**Task to complete:** What you return must match the entries word for word, minus the pictures.

--- Given records Enclosed Below ---

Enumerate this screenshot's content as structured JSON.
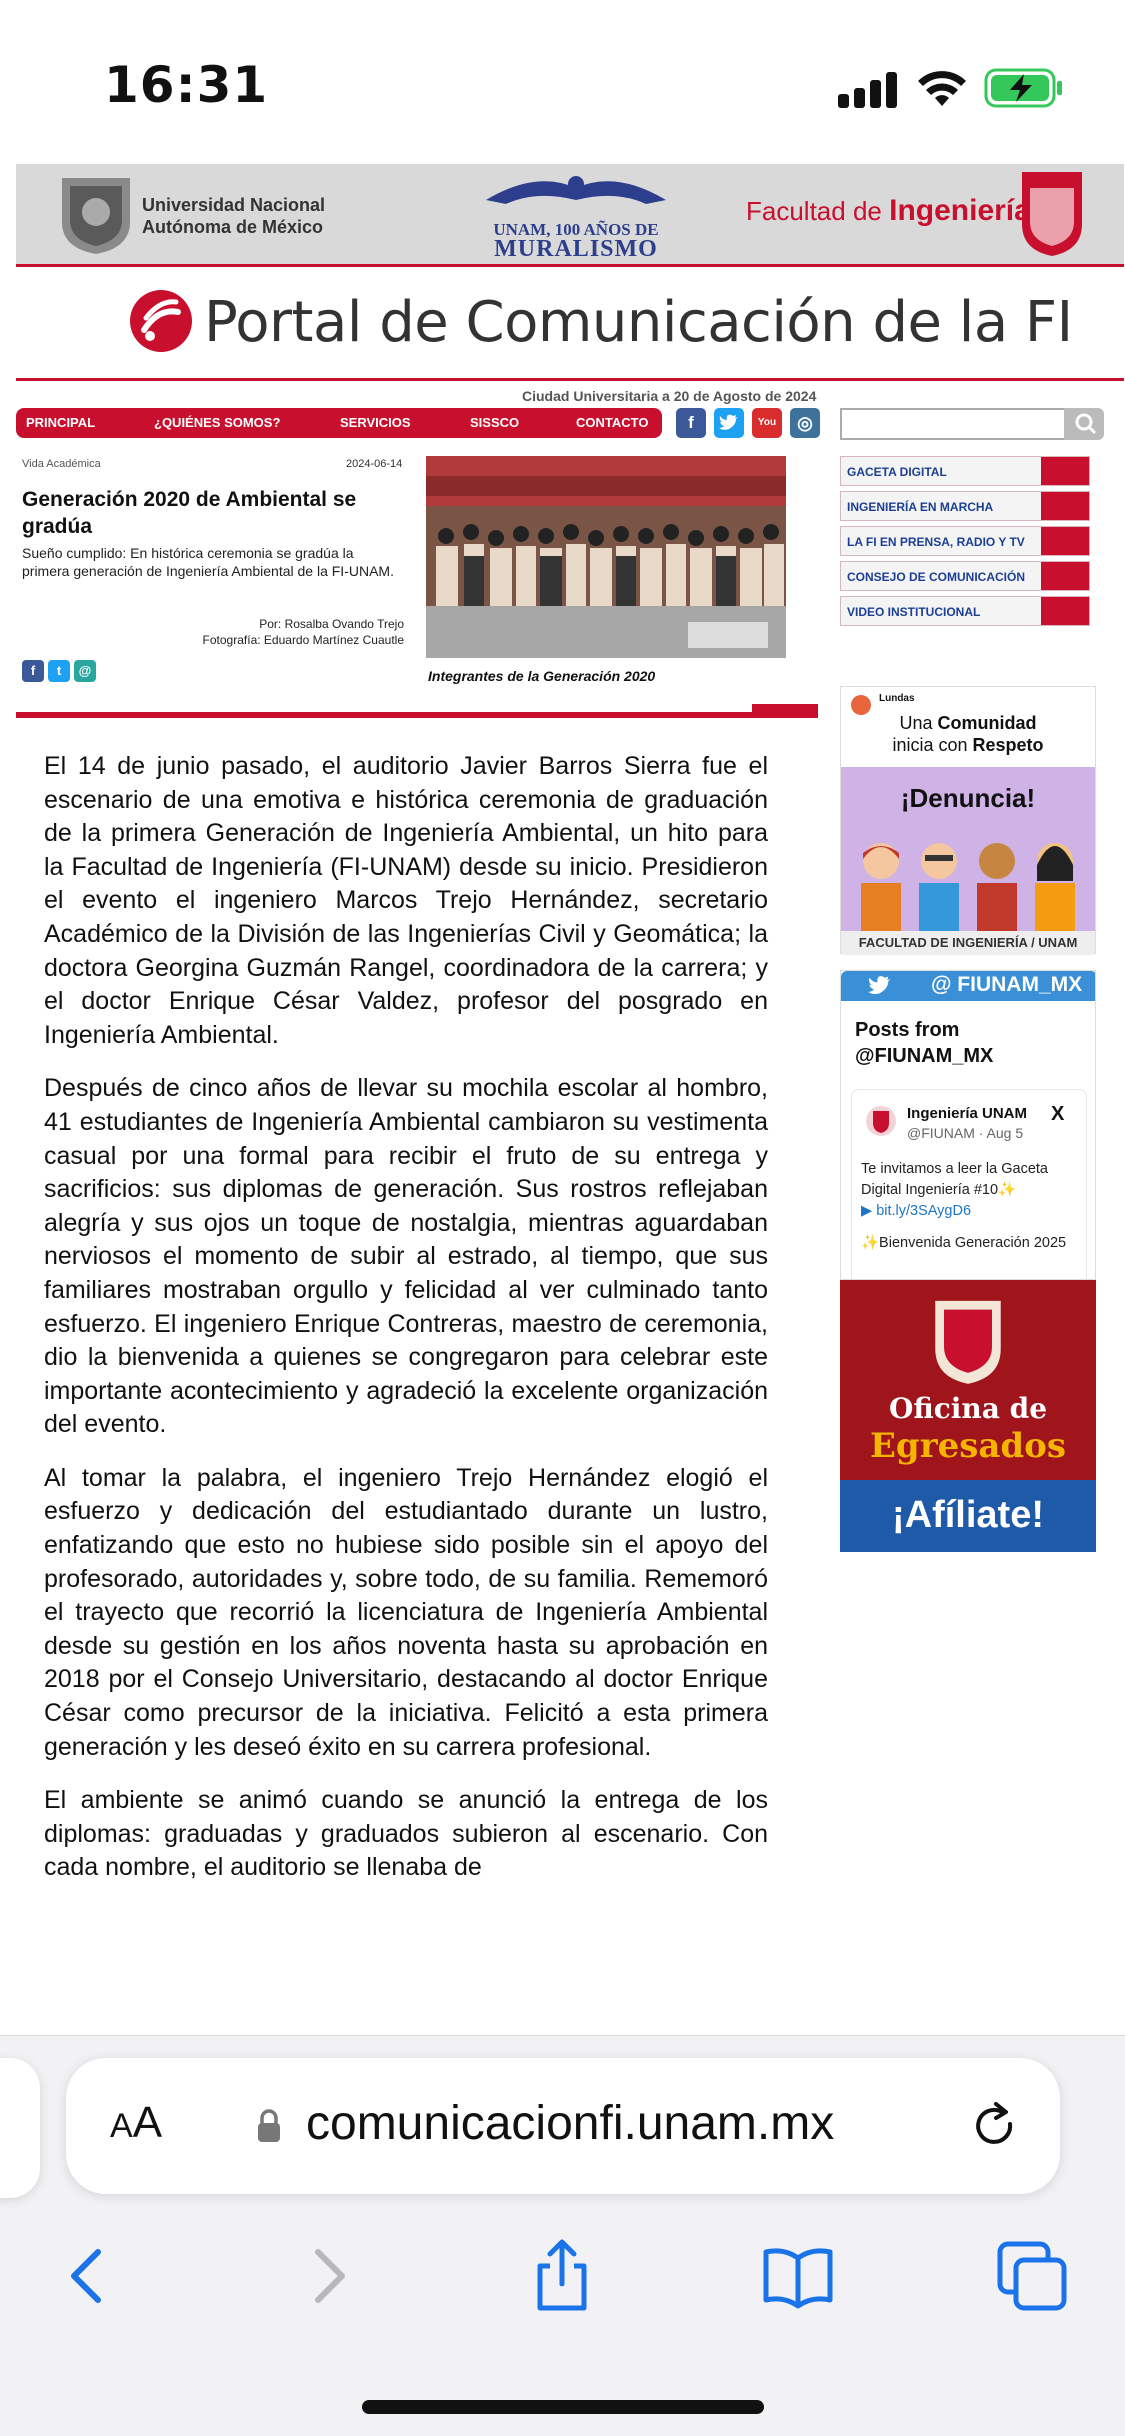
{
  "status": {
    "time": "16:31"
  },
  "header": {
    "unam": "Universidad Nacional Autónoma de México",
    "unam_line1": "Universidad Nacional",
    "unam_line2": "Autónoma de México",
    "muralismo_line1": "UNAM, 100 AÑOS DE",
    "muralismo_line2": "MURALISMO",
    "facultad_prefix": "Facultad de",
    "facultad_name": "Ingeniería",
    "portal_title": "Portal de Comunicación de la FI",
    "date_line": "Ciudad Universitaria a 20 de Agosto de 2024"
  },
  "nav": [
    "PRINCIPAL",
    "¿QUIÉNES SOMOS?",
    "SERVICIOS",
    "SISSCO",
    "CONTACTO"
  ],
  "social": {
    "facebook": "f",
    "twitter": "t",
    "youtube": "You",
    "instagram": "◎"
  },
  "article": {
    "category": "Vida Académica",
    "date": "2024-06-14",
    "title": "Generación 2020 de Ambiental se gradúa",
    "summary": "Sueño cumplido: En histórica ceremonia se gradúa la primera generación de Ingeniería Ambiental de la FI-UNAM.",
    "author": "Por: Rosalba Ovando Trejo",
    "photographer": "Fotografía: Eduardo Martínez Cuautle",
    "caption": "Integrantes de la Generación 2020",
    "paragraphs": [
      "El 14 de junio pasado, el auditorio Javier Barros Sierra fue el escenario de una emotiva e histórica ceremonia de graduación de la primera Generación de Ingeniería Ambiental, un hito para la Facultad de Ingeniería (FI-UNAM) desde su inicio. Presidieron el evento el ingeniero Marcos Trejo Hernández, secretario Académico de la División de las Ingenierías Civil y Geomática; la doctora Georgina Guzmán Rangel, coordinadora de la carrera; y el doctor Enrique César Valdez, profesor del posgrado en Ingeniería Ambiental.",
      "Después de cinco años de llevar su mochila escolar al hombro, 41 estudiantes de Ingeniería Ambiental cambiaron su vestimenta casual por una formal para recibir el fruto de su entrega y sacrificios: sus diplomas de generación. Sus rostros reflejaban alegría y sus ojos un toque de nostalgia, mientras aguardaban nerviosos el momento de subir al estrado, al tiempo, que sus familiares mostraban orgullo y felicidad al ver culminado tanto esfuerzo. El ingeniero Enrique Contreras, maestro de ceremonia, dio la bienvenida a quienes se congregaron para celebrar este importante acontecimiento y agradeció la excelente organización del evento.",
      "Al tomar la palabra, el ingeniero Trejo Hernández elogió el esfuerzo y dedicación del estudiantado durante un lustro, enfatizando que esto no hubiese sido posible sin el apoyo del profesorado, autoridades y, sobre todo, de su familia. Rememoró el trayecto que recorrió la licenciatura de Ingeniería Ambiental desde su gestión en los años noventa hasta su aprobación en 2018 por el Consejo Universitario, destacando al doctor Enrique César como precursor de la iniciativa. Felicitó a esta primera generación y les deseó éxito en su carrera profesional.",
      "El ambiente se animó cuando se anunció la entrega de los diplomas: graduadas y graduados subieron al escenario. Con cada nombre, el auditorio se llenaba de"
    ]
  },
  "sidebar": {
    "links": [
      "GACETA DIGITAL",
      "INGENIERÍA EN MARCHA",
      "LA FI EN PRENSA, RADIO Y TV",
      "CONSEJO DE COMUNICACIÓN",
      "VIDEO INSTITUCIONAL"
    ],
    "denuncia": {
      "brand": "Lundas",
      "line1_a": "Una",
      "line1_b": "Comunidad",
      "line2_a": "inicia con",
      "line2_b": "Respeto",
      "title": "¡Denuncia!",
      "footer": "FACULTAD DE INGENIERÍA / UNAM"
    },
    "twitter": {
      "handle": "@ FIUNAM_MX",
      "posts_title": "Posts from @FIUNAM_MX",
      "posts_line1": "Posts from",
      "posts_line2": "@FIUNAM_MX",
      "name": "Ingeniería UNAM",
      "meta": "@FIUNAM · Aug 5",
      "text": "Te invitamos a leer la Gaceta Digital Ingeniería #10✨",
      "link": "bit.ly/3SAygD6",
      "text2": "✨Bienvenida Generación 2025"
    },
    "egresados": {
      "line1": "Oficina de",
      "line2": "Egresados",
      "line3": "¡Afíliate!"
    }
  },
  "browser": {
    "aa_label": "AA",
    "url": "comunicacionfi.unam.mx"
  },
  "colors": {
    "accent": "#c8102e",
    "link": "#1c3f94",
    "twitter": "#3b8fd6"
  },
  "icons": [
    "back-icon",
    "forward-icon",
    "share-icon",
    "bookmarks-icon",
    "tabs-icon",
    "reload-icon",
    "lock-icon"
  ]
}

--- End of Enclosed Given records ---

**Solved exercise:**
Enumerate this screenshot's content as structured JSON.
{
  "status": {
    "time": "16:31"
  },
  "header": {
    "unam": "Universidad Nacional Autónoma de México",
    "unam_line1": "Universidad Nacional",
    "unam_line2": "Autónoma de México",
    "muralismo_line1": "UNAM, 100 AÑOS DE",
    "muralismo_line2": "MURALISMO",
    "facultad_prefix": "Facultad de",
    "facultad_name": "Ingeniería",
    "portal_title": "Portal de Comunicación de la FI",
    "date_line": "Ciudad Universitaria a 20 de Agosto de 2024"
  },
  "nav": [
    "PRINCIPAL",
    "¿QUIÉNES SOMOS?",
    "SERVICIOS",
    "SISSCO",
    "CONTACTO"
  ],
  "social": {
    "facebook": "f",
    "twitter": "t",
    "youtube": "You",
    "instagram": "◎"
  },
  "article": {
    "category": "Vida Académica",
    "date": "2024-06-14",
    "title": "Generación 2020 de Ambiental se gradúa",
    "summary": "Sueño cumplido: En histórica ceremonia se gradúa la primera generación de Ingeniería Ambiental de la FI-UNAM.",
    "author": "Por: Rosalba Ovando Trejo",
    "photographer": "Fotografía: Eduardo Martínez Cuautle",
    "caption": "Integrantes de la Generación 2020",
    "paragraphs": [
      "El 14 de junio pasado, el auditorio Javier Barros Sierra fue el escenario de una emotiva e histórica ceremonia de graduación de la primera Generación de Ingeniería Ambiental, un hito para la Facultad de Ingeniería (FI-UNAM) desde su inicio. Presidieron el evento el ingeniero Marcos Trejo Hernández, secretario Académico de la División de las Ingenierías Civil y Geomática; la doctora Georgina Guzmán Rangel, coordinadora de la carrera; y el doctor Enrique César Valdez, profesor del posgrado en Ingeniería Ambiental.",
      "Después de cinco años de llevar su mochila escolar al hombro, 41 estudiantes de Ingeniería Ambiental cambiaron su vestimenta casual por una formal para recibir el fruto de su entrega y sacrificios: sus diplomas de generación. Sus rostros reflejaban alegría y sus ojos un toque de nostalgia, mientras aguardaban nerviosos el momento de subir al estrado, al tiempo, que sus familiares mostraban orgullo y felicidad al ver culminado tanto esfuerzo. El ingeniero Enrique Contreras, maestro de ceremonia, dio la bienvenida a quienes se congregaron para celebrar este importante acontecimiento y agradeció la excelente organización del evento.",
      "Al tomar la palabra, el ingeniero Trejo Hernández elogió el esfuerzo y dedicación del estudiantado durante un lustro, enfatizando que esto no hubiese sido posible sin el apoyo del profesorado, autoridades y, sobre todo, de su familia. Rememoró el trayecto que recorrió la licenciatura de Ingeniería Ambiental desde su gestión en los años noventa hasta su aprobación en 2018 por el Consejo Universitario, destacando al doctor Enrique César como precursor de la iniciativa. Felicitó a esta primera generación y les deseó éxito en su carrera profesional.",
      "El ambiente se animó cuando se anunció la entrega de los diplomas: graduadas y graduados subieron al escenario. Con cada nombre, el auditorio se llenaba de"
    ]
  },
  "sidebar": {
    "links": [
      "GACETA DIGITAL",
      "INGENIERÍA EN MARCHA",
      "LA FI EN PRENSA, RADIO Y TV",
      "CONSEJO DE COMUNICACIÓN",
      "VIDEO INSTITUCIONAL"
    ],
    "denuncia": {
      "brand": "Lundas",
      "line1_a": "Una",
      "line1_b": "Comunidad",
      "line2_a": "inicia con",
      "line2_b": "Respeto",
      "title": "¡Denuncia!",
      "footer": "FACULTAD DE INGENIERÍA / UNAM"
    },
    "twitter": {
      "handle": "@ FIUNAM_MX",
      "posts_title": "Posts from @FIUNAM_MX",
      "posts_line1": "Posts from",
      "posts_line2": "@FIUNAM_MX",
      "name": "Ingeniería UNAM",
      "meta": "@FIUNAM · Aug 5",
      "text": "Te invitamos a leer la Gaceta Digital Ingeniería #10✨",
      "link": "bit.ly/3SAygD6",
      "text2": "✨Bienvenida Generación 2025"
    },
    "egresados": {
      "line1": "Oficina de",
      "line2": "Egresados",
      "line3": "¡Afíliate!"
    }
  },
  "browser": {
    "aa_label": "AA",
    "url": "comunicacionfi.unam.mx"
  },
  "colors": {
    "accent": "#c8102e",
    "link": "#1c3f94",
    "twitter": "#3b8fd6"
  },
  "icons": [
    "back-icon",
    "forward-icon",
    "share-icon",
    "bookmarks-icon",
    "tabs-icon",
    "reload-icon",
    "lock-icon"
  ]
}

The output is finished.